Set down the material exactly. Keep every line.

*** Begin section ***

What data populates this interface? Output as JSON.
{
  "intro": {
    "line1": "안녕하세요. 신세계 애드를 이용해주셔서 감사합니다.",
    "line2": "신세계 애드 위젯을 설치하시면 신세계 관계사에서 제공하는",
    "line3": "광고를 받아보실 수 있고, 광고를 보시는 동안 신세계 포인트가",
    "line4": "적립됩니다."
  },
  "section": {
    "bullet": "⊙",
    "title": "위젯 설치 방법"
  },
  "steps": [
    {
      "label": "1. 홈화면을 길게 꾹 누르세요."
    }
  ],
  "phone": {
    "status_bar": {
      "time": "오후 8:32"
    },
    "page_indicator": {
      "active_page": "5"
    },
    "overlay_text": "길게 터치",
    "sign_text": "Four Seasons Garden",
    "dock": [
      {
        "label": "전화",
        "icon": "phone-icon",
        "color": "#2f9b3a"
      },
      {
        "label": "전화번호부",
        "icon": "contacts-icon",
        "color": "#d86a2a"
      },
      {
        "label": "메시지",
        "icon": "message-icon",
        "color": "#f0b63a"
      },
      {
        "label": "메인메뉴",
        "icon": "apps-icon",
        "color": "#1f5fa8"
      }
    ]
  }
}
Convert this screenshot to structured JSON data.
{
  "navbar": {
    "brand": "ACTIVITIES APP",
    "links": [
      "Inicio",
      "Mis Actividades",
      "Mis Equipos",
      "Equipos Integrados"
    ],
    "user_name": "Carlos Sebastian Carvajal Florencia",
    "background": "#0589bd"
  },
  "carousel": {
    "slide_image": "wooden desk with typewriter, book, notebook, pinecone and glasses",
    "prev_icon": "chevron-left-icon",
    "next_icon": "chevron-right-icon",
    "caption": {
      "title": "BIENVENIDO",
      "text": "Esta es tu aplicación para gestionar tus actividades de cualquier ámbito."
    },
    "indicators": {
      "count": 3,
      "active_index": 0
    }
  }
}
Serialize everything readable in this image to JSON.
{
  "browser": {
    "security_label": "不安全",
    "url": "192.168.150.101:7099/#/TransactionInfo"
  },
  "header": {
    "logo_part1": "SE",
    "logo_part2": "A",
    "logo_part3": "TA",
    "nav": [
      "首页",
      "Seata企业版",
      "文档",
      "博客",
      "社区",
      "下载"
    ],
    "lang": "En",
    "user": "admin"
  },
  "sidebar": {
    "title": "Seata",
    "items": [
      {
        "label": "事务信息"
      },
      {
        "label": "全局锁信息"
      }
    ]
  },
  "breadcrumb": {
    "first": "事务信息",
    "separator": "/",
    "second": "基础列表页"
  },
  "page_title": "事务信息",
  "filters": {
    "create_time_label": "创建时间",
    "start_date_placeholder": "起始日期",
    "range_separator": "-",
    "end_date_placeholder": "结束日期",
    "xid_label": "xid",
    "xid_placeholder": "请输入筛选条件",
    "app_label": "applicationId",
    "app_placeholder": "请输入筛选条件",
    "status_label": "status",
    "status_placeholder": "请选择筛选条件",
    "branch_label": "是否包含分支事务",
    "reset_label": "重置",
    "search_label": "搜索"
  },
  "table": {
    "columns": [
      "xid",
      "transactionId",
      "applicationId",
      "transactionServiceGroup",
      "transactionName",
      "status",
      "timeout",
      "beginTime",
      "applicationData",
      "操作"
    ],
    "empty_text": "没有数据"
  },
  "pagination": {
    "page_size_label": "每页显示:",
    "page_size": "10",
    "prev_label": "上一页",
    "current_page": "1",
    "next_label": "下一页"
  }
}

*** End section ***

- ANSWER SPACE:
What data populates this interface? Output as JSON.
{
  "intro": {
    "line1": "안녕하세요. 신세계 애드를 이용해주셔서 감사합니다.",
    "line2": "신세계 애드 위젯을 설치하시면 신세계 관계사에서 제공하는",
    "line3": "광고를 받아보실 수 있고, 광고를 보시는 동안 신세계 포인트가",
    "line4": "적립됩니다."
  },
  "section": {
    "bullet": "⊙",
    "title": "위젯 설치 방법"
  },
  "steps": [
    {
      "label": "1. 홈화면을 길게 꾹 누르세요."
    }
  ],
  "phone": {
    "status_bar": {
      "time": "오후 8:32"
    },
    "page_indicator": {
      "active_page": "5"
    },
    "overlay_text": "길게 터치",
    "sign_text": "Four Seasons Garden",
    "dock": [
      {
        "label": "전화",
        "icon": "phone-icon",
        "color": "#2f9b3a"
      },
      {
        "label": "전화번호부",
        "icon": "contacts-icon",
        "color": "#d86a2a"
      },
      {
        "label": "메시지",
        "icon": "message-icon",
        "color": "#f0b63a"
      },
      {
        "label": "메인메뉴",
        "icon": "apps-icon",
        "color": "#1f5fa8"
      }
    ]
  }
}
Convert this screenshot to structured JSON data.
{
  "navbar": {
    "brand": "ACTIVITIES APP",
    "links": [
      "Inicio",
      "Mis Actividades",
      "Mis Equipos",
      "Equipos Integrados"
    ],
    "user_name": "Carlos Sebastian Carvajal Florencia",
    "background": "#0589bd"
  },
  "carousel": {
    "slide_image": "wooden desk with typewriter, book, notebook, pinecone and glasses",
    "prev_icon": "chevron-left-icon",
    "next_icon": "chevron-right-icon",
    "caption": {
      "title": "BIENVENIDO",
      "text": "Esta es tu aplicación para gestionar tus actividades de cualquier ámbito."
    },
    "indicators": {
      "count": 3,
      "active_index": 0
    }
  }
}
Serialize everything readable in this image to JSON.
{
  "browser": {
    "security_label": "不安全",
    "url": "192.168.150.101:7099/#/TransactionInfo"
  },
  "header": {
    "logo_part1": "SE",
    "logo_part2": "A",
    "logo_part3": "TA",
    "nav": [
      "首页",
      "Seata企业版",
      "文档",
      "博客",
      "社区",
      "下载"
    ],
    "lang": "En",
    "user": "admin"
  },
  "sidebar": {
    "title": "Seata",
    "items": [
      {
        "label": "事务信息"
      },
      {
        "label": "全局锁信息"
      }
    ]
  },
  "breadcrumb": {
    "first": "事务信息",
    "separator": "/",
    "second": "基础列表页"
  },
  "page_title": "事务信息",
  "filters": {
    "create_time_label": "创建时间",
    "start_date_placeholder": "起始日期",
    "range_separator": "-",
    "end_date_placeholder": "结束日期",
    "xid_label": "xid",
    "xid_placeholder": "请输入筛选条件",
    "app_label": "applicationId",
    "app_placeholder": "请输入筛选条件",
    "status_label": "status",
    "status_placeholder": "请选择筛选条件",
    "branch_label": "是否包含分支事务",
    "reset_label": "重置",
    "search_label": "搜索"
  },
  "table": {
    "columns": [
      "xid",
      "transactionId",
      "applicationId",
      "transactionServiceGroup",
      "transactionName",
      "status",
      "timeout",
      "beginTime",
      "applicationData",
      "操作"
    ],
    "empty_text": "没有数据"
  },
  "pagination": {
    "page_size_label": "每页显示:",
    "page_size": "10",
    "prev_label": "上一页",
    "current_page": "1",
    "next_label": "下一页"
  }
}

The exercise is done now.